This year marks the 50th anniversary of ‘Operation Coldstore’, when in 1963 Singapore’s Internal Security Council authorised the arrest of over 100 leftist and labour activists. The arrests severely weakened both Barisan Sosialis, a left-wing political party, and the trade union movement, thereby consolidating the Popular Action Party’s (PAP) position as the dominant political force in Singapore. As a result of the PAP’s triumph, the role of trade unions in official histories of Singapore’s struggle for independence has largely been overlooked, with left-wing activists commonly depicted as nothing more than stooges for the Malayan Communist Party (MCP). The marginalisation of the role of trade unions in Singapore’s fight for independence is typical of many former colonial territories, where the actions of labour activists and trade unions during the period of decolonisation are overlooked in favour of broader narratives that focus on imperial decline and the triumph of nationalist elites. Yet, as was demonstrated in the 1950s and 1960s during the struggle for independence and again during the pro-democracy campaigns of the 1980s and 1990s, trade unions in the global south have and continue to play a critical role in movements for social and political change. Continue reading “Reconciling Trade Unionism with Decolonisation in the Global South”→
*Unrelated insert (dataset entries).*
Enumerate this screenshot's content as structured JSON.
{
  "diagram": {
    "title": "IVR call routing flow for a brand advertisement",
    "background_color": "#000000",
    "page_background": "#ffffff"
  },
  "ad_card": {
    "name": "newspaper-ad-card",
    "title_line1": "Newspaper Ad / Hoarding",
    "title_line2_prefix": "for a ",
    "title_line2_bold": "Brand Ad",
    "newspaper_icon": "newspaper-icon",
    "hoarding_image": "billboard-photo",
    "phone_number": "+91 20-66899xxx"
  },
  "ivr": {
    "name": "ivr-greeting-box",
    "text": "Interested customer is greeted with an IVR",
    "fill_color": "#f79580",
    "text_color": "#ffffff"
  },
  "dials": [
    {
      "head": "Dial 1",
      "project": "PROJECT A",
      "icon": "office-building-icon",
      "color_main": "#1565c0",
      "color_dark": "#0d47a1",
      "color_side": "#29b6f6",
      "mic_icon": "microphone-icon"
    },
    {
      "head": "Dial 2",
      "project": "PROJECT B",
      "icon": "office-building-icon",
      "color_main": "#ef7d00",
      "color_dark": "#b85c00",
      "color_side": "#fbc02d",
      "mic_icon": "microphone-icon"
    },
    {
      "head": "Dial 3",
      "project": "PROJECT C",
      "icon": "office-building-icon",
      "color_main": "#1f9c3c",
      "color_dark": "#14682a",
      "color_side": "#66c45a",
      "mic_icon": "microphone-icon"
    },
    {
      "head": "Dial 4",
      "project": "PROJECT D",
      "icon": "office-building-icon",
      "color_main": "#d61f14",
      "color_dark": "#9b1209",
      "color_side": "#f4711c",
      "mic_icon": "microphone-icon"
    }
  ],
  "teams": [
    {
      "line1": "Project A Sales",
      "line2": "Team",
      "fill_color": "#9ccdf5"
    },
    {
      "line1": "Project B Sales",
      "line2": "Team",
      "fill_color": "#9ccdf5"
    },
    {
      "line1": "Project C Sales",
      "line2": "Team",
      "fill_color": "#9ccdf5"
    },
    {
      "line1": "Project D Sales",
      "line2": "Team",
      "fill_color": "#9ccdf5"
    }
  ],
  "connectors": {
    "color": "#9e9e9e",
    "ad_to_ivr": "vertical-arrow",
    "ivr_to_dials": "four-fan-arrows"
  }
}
This autumn I spoke at several universities in Australia and New Zealand on the subject of the various shopping weeks that were launched to promote Empire trade during the 1920s and 1930s. The story of the Empire Marketing Board’s efforts to develop the idea of ‘Buying Empire’ in inter-war Britain is well known, and its posters still appear regularly on the covers of books written about imperial culture (and also currently featured as the background to this blog!). What is less well known is that the same cause was taken up with enthusiasm by a variety of organisations in the Dominions, and arguably achieved greater and more lasting prominence there than it did in Britain.
At the same time, it quickly became clear to me that the archives in England and Australasia were telling different stories. Politicians and businessmen in Wellington and Melbourne may have conceived themselves to be members of a ‘British’ trade community, but their understanding of what the future of the Empire as an economic unit should be often differed from their counterparts in London. Continue reading “Buying British Across the World”→
International Law and Legal Pluralism, British Style
In 2008, the then Archbishop of Canterbury Dr. Rowan Williams courted controversy. He stated that recognition of certain aspects of Islamic law, Shari‘a, was essential for Britain in the interest of community cohesion. ‘As a matter of fact’, he said, ‘certain provisions of sharia are already recognised in our society and under our law’. The erudite archbishop was referring primarily to religious principles being valid bases for conscientious objections, and alternative marital dispute resolution methods. But had he chosen to use historical material, Dr. Williams would have had far more to go on.
And that is where my new digital archive project would have come in most handy to the archbishop. Shari‘a – alongside Hindu, Buddhist, Chinese, Jewish, and African customary laws – has indeed been part of the British legal system for a very long time. It has been administered by the final court of appeal for the British Empire, the Judicial Committee of the Privy Council. This tribunal, which sat in London, was originally an expression of royal prerogative. Then, in 1833, it was given its modern form. Between then and 1998, it has heard around 9,000 appeals from all over the British Empire. Continue reading “New Digital Resource: The British Empire’s Judicial Committee of the Privy Council”→